== Segment start ==

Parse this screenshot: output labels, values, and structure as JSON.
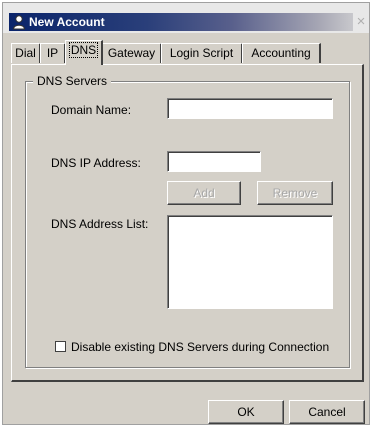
{
  "window": {
    "title": "New Account",
    "close_glyph": "×",
    "icon": "user-account-icon"
  },
  "tabs": [
    {
      "label": "Dial",
      "active": false
    },
    {
      "label": "IP",
      "active": false
    },
    {
      "label": "DNS",
      "active": true
    },
    {
      "label": "Gateway",
      "active": false
    },
    {
      "label": "Login Script",
      "active": false
    },
    {
      "label": "Accounting",
      "active": false
    }
  ],
  "dns": {
    "group_title": "DNS Servers",
    "domain_name_label": "Domain Name:",
    "domain_name_value": "",
    "ip_address_label": "DNS IP Address:",
    "ip_address_value": "",
    "add_label": "Add",
    "remove_label": "Remove",
    "address_list_label": "DNS Address List:",
    "address_list_items": [],
    "disable_checkbox_label": "Disable existing DNS Servers during Connection",
    "disable_checked": false
  },
  "footer": {
    "ok_label": "OK",
    "cancel_label": "Cancel"
  },
  "colors": {
    "face": "#d4d0c8",
    "title_start": "#0a246a",
    "title_end": "#c8c8cc"
  }
}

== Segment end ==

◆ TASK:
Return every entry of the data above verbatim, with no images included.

◆ YOUR SOLUTION:
Parse this screenshot: output labels, values, and structure as JSON.
{
  "window": {
    "title": "New Account",
    "close_glyph": "×",
    "icon": "user-account-icon"
  },
  "tabs": [
    {
      "label": "Dial",
      "active": false
    },
    {
      "label": "IP",
      "active": false
    },
    {
      "label": "DNS",
      "active": true
    },
    {
      "label": "Gateway",
      "active": false
    },
    {
      "label": "Login Script",
      "active": false
    },
    {
      "label": "Accounting",
      "active": false
    }
  ],
  "dns": {
    "group_title": "DNS Servers",
    "domain_name_label": "Domain Name:",
    "domain_name_value": "",
    "ip_address_label": "DNS IP Address:",
    "ip_address_value": "",
    "add_label": "Add",
    "remove_label": "Remove",
    "address_list_label": "DNS Address List:",
    "address_list_items": [],
    "disable_checkbox_label": "Disable existing DNS Servers during Connection",
    "disable_checked": false
  },
  "footer": {
    "ok_label": "OK",
    "cancel_label": "Cancel"
  },
  "colors": {
    "face": "#d4d0c8",
    "title_start": "#0a246a",
    "title_end": "#c8c8cc"
  }
}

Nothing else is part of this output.